### Exercise inputs
----
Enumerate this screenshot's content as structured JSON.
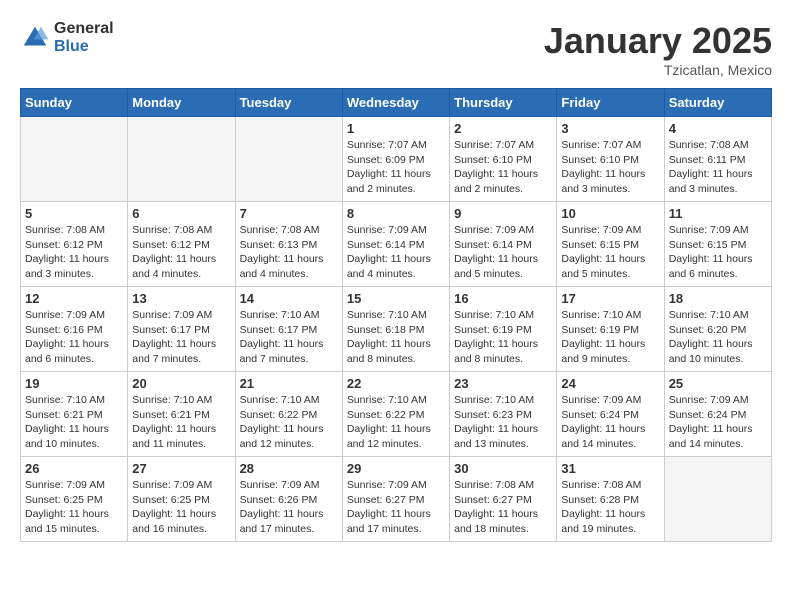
{
  "header": {
    "logo_general": "General",
    "logo_blue": "Blue",
    "month_title": "January 2025",
    "location": "Tzicatlan, Mexico"
  },
  "days_of_week": [
    "Sunday",
    "Monday",
    "Tuesday",
    "Wednesday",
    "Thursday",
    "Friday",
    "Saturday"
  ],
  "weeks": [
    [
      {
        "day": "",
        "info": ""
      },
      {
        "day": "",
        "info": ""
      },
      {
        "day": "",
        "info": ""
      },
      {
        "day": "1",
        "info": "Sunrise: 7:07 AM\nSunset: 6:09 PM\nDaylight: 11 hours\nand 2 minutes."
      },
      {
        "day": "2",
        "info": "Sunrise: 7:07 AM\nSunset: 6:10 PM\nDaylight: 11 hours\nand 2 minutes."
      },
      {
        "day": "3",
        "info": "Sunrise: 7:07 AM\nSunset: 6:10 PM\nDaylight: 11 hours\nand 3 minutes."
      },
      {
        "day": "4",
        "info": "Sunrise: 7:08 AM\nSunset: 6:11 PM\nDaylight: 11 hours\nand 3 minutes."
      }
    ],
    [
      {
        "day": "5",
        "info": "Sunrise: 7:08 AM\nSunset: 6:12 PM\nDaylight: 11 hours\nand 3 minutes."
      },
      {
        "day": "6",
        "info": "Sunrise: 7:08 AM\nSunset: 6:12 PM\nDaylight: 11 hours\nand 4 minutes."
      },
      {
        "day": "7",
        "info": "Sunrise: 7:08 AM\nSunset: 6:13 PM\nDaylight: 11 hours\nand 4 minutes."
      },
      {
        "day": "8",
        "info": "Sunrise: 7:09 AM\nSunset: 6:14 PM\nDaylight: 11 hours\nand 4 minutes."
      },
      {
        "day": "9",
        "info": "Sunrise: 7:09 AM\nSunset: 6:14 PM\nDaylight: 11 hours\nand 5 minutes."
      },
      {
        "day": "10",
        "info": "Sunrise: 7:09 AM\nSunset: 6:15 PM\nDaylight: 11 hours\nand 5 minutes."
      },
      {
        "day": "11",
        "info": "Sunrise: 7:09 AM\nSunset: 6:15 PM\nDaylight: 11 hours\nand 6 minutes."
      }
    ],
    [
      {
        "day": "12",
        "info": "Sunrise: 7:09 AM\nSunset: 6:16 PM\nDaylight: 11 hours\nand 6 minutes."
      },
      {
        "day": "13",
        "info": "Sunrise: 7:09 AM\nSunset: 6:17 PM\nDaylight: 11 hours\nand 7 minutes."
      },
      {
        "day": "14",
        "info": "Sunrise: 7:10 AM\nSunset: 6:17 PM\nDaylight: 11 hours\nand 7 minutes."
      },
      {
        "day": "15",
        "info": "Sunrise: 7:10 AM\nSunset: 6:18 PM\nDaylight: 11 hours\nand 8 minutes."
      },
      {
        "day": "16",
        "info": "Sunrise: 7:10 AM\nSunset: 6:19 PM\nDaylight: 11 hours\nand 8 minutes."
      },
      {
        "day": "17",
        "info": "Sunrise: 7:10 AM\nSunset: 6:19 PM\nDaylight: 11 hours\nand 9 minutes."
      },
      {
        "day": "18",
        "info": "Sunrise: 7:10 AM\nSunset: 6:20 PM\nDaylight: 11 hours\nand 10 minutes."
      }
    ],
    [
      {
        "day": "19",
        "info": "Sunrise: 7:10 AM\nSunset: 6:21 PM\nDaylight: 11 hours\nand 10 minutes."
      },
      {
        "day": "20",
        "info": "Sunrise: 7:10 AM\nSunset: 6:21 PM\nDaylight: 11 hours\nand 11 minutes."
      },
      {
        "day": "21",
        "info": "Sunrise: 7:10 AM\nSunset: 6:22 PM\nDaylight: 11 hours\nand 12 minutes."
      },
      {
        "day": "22",
        "info": "Sunrise: 7:10 AM\nSunset: 6:22 PM\nDaylight: 11 hours\nand 12 minutes."
      },
      {
        "day": "23",
        "info": "Sunrise: 7:10 AM\nSunset: 6:23 PM\nDaylight: 11 hours\nand 13 minutes."
      },
      {
        "day": "24",
        "info": "Sunrise: 7:09 AM\nSunset: 6:24 PM\nDaylight: 11 hours\nand 14 minutes."
      },
      {
        "day": "25",
        "info": "Sunrise: 7:09 AM\nSunset: 6:24 PM\nDaylight: 11 hours\nand 14 minutes."
      }
    ],
    [
      {
        "day": "26",
        "info": "Sunrise: 7:09 AM\nSunset: 6:25 PM\nDaylight: 11 hours\nand 15 minutes."
      },
      {
        "day": "27",
        "info": "Sunrise: 7:09 AM\nSunset: 6:25 PM\nDaylight: 11 hours\nand 16 minutes."
      },
      {
        "day": "28",
        "info": "Sunrise: 7:09 AM\nSunset: 6:26 PM\nDaylight: 11 hours\nand 17 minutes."
      },
      {
        "day": "29",
        "info": "Sunrise: 7:09 AM\nSunset: 6:27 PM\nDaylight: 11 hours\nand 17 minutes."
      },
      {
        "day": "30",
        "info": "Sunrise: 7:08 AM\nSunset: 6:27 PM\nDaylight: 11 hours\nand 18 minutes."
      },
      {
        "day": "31",
        "info": "Sunrise: 7:08 AM\nSunset: 6:28 PM\nDaylight: 11 hours\nand 19 minutes."
      },
      {
        "day": "",
        "info": ""
      }
    ]
  ]
}
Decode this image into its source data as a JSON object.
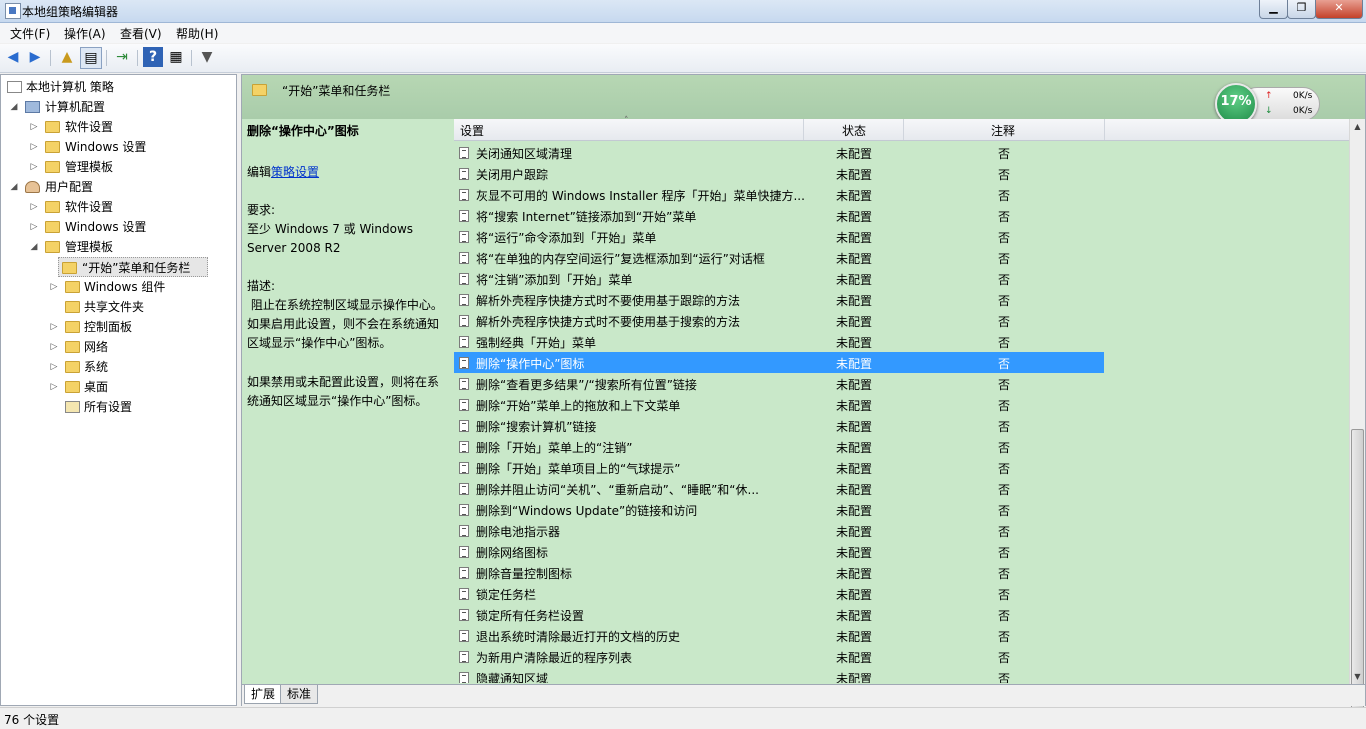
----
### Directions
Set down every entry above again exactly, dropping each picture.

### Task output
Enumerate this screenshot's content as structured JSON.
{
  "header": {
    "logo_general": "General",
    "logo_blue": "Blue",
    "month_title": "January 2025",
    "location": "Tzicatlan, Mexico"
  },
  "days_of_week": [
    "Sunday",
    "Monday",
    "Tuesday",
    "Wednesday",
    "Thursday",
    "Friday",
    "Saturday"
  ],
  "weeks": [
    [
      {
        "day": "",
        "info": ""
      },
      {
        "day": "",
        "info": ""
      },
      {
        "day": "",
        "info": ""
      },
      {
        "day": "1",
        "info": "Sunrise: 7:07 AM\nSunset: 6:09 PM\nDaylight: 11 hours\nand 2 minutes."
      },
      {
        "day": "2",
        "info": "Sunrise: 7:07 AM\nSunset: 6:10 PM\nDaylight: 11 hours\nand 2 minutes."
      },
      {
        "day": "3",
        "info": "Sunrise: 7:07 AM\nSunset: 6:10 PM\nDaylight: 11 hours\nand 3 minutes."
      },
      {
        "day": "4",
        "info": "Sunrise: 7:08 AM\nSunset: 6:11 PM\nDaylight: 11 hours\nand 3 minutes."
      }
    ],
    [
      {
        "day": "5",
        "info": "Sunrise: 7:08 AM\nSunset: 6:12 PM\nDaylight: 11 hours\nand 3 minutes."
      },
      {
        "day": "6",
        "info": "Sunrise: 7:08 AM\nSunset: 6:12 PM\nDaylight: 11 hours\nand 4 minutes."
      },
      {
        "day": "7",
        "info": "Sunrise: 7:08 AM\nSunset: 6:13 PM\nDaylight: 11 hours\nand 4 minutes."
      },
      {
        "day": "8",
        "info": "Sunrise: 7:09 AM\nSunset: 6:14 PM\nDaylight: 11 hours\nand 4 minutes."
      },
      {
        "day": "9",
        "info": "Sunrise: 7:09 AM\nSunset: 6:14 PM\nDaylight: 11 hours\nand 5 minutes."
      },
      {
        "day": "10",
        "info": "Sunrise: 7:09 AM\nSunset: 6:15 PM\nDaylight: 11 hours\nand 5 minutes."
      },
      {
        "day": "11",
        "info": "Sunrise: 7:09 AM\nSunset: 6:15 PM\nDaylight: 11 hours\nand 6 minutes."
      }
    ],
    [
      {
        "day": "12",
        "info": "Sunrise: 7:09 AM\nSunset: 6:16 PM\nDaylight: 11 hours\nand 6 minutes."
      },
      {
        "day": "13",
        "info": "Sunrise: 7:09 AM\nSunset: 6:17 PM\nDaylight: 11 hours\nand 7 minutes."
      },
      {
        "day": "14",
        "info": "Sunrise: 7:10 AM\nSunset: 6:17 PM\nDaylight: 11 hours\nand 7 minutes."
      },
      {
        "day": "15",
        "info": "Sunrise: 7:10 AM\nSunset: 6:18 PM\nDaylight: 11 hours\nand 8 minutes."
      },
      {
        "day": "16",
        "info": "Sunrise: 7:10 AM\nSunset: 6:19 PM\nDaylight: 11 hours\nand 8 minutes."
      },
      {
        "day": "17",
        "info": "Sunrise: 7:10 AM\nSunset: 6:19 PM\nDaylight: 11 hours\nand 9 minutes."
      },
      {
        "day": "18",
        "info": "Sunrise: 7:10 AM\nSunset: 6:20 PM\nDaylight: 11 hours\nand 10 minutes."
      }
    ],
    [
      {
        "day": "19",
        "info": "Sunrise: 7:10 AM\nSunset: 6:21 PM\nDaylight: 11 hours\nand 10 minutes."
      },
      {
        "day": "20",
        "info": "Sunrise: 7:10 AM\nSunset: 6:21 PM\nDaylight: 11 hours\nand 11 minutes."
      },
      {
        "day": "21",
        "info": "Sunrise: 7:10 AM\nSunset: 6:22 PM\nDaylight: 11 hours\nand 12 minutes."
      },
      {
        "day": "22",
        "info": "Sunrise: 7:10 AM\nSunset: 6:22 PM\nDaylight: 11 hours\nand 12 minutes."
      },
      {
        "day": "23",
        "info": "Sunrise: 7:10 AM\nSunset: 6:23 PM\nDaylight: 11 hours\nand 13 minutes."
      },
      {
        "day": "24",
        "info": "Sunrise: 7:09 AM\nSunset: 6:24 PM\nDaylight: 11 hours\nand 14 minutes."
      },
      {
        "day": "25",
        "info": "Sunrise: 7:09 AM\nSunset: 6:24 PM\nDaylight: 11 hours\nand 14 minutes."
      }
    ],
    [
      {
        "day": "26",
        "info": "Sunrise: 7:09 AM\nSunset: 6:25 PM\nDaylight: 11 hours\nand 15 minutes."
      },
      {
        "day": "27",
        "info": "Sunrise: 7:09 AM\nSunset: 6:25 PM\nDaylight: 11 hours\nand 16 minutes."
      },
      {
        "day": "28",
        "info": "Sunrise: 7:09 AM\nSunset: 6:26 PM\nDaylight: 11 hours\nand 17 minutes."
      },
      {
        "day": "29",
        "info": "Sunrise: 7:09 AM\nSunset: 6:27 PM\nDaylight: 11 hours\nand 17 minutes."
      },
      {
        "day": "30",
        "info": "Sunrise: 7:08 AM\nSunset: 6:27 PM\nDaylight: 11 hours\nand 18 minutes."
      },
      {
        "day": "31",
        "info": "Sunrise: 7:08 AM\nSunset: 6:28 PM\nDaylight: 11 hours\nand 19 minutes."
      },
      {
        "day": "",
        "info": ""
      }
    ]
  ]
}
Decode this image into its source data as a JSON object.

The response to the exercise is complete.